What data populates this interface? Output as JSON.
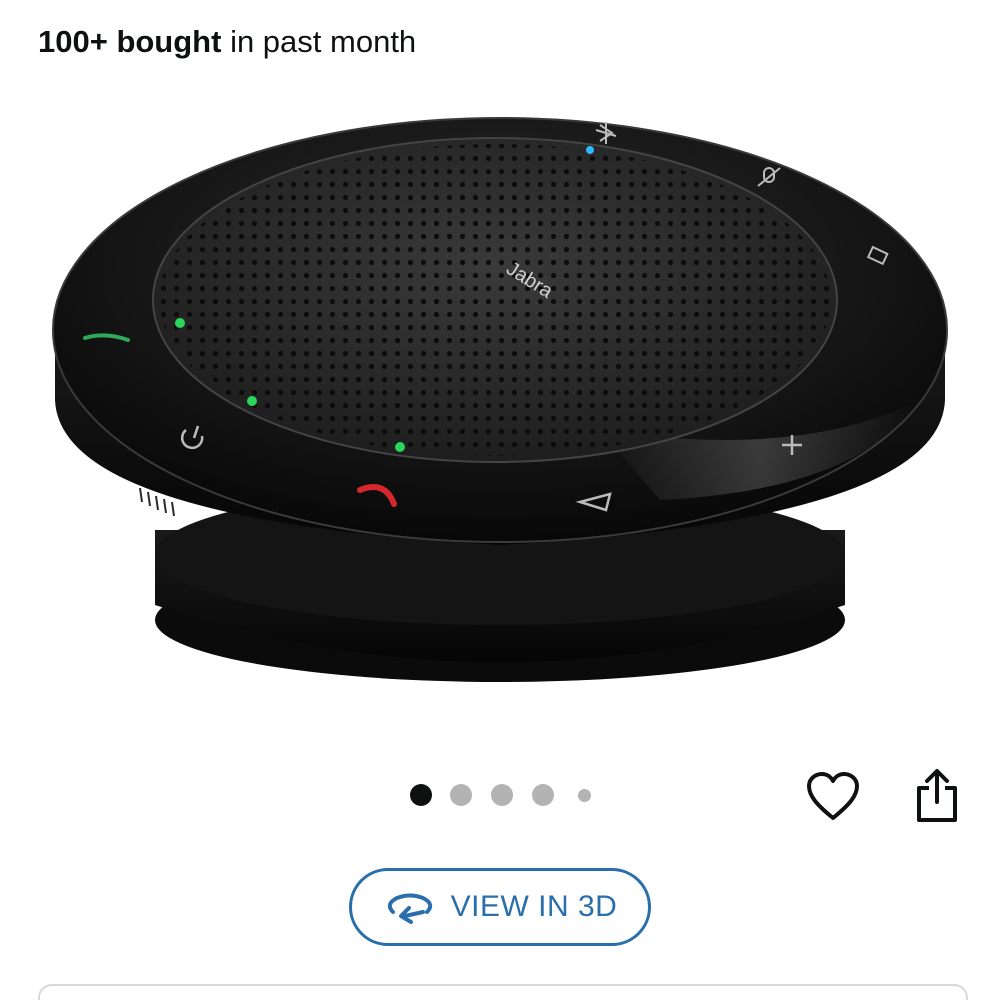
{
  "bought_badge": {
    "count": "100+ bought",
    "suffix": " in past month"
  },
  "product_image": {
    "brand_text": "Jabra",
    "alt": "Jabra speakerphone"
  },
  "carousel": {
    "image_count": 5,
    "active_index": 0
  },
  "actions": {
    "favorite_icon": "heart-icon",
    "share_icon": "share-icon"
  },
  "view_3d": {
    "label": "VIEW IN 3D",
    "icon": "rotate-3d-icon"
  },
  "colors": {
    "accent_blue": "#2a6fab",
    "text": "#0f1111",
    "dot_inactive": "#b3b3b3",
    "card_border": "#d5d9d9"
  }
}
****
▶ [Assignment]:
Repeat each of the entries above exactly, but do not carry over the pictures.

▶ [Written response]:
What data populates this interface? Output as JSON.
{
  "bought_badge": {
    "count": "100+ bought",
    "suffix": " in past month"
  },
  "product_image": {
    "brand_text": "Jabra",
    "alt": "Jabra speakerphone"
  },
  "carousel": {
    "image_count": 5,
    "active_index": 0
  },
  "actions": {
    "favorite_icon": "heart-icon",
    "share_icon": "share-icon"
  },
  "view_3d": {
    "label": "VIEW IN 3D",
    "icon": "rotate-3d-icon"
  },
  "colors": {
    "accent_blue": "#2a6fab",
    "text": "#0f1111",
    "dot_inactive": "#b3b3b3",
    "card_border": "#d5d9d9"
  }
}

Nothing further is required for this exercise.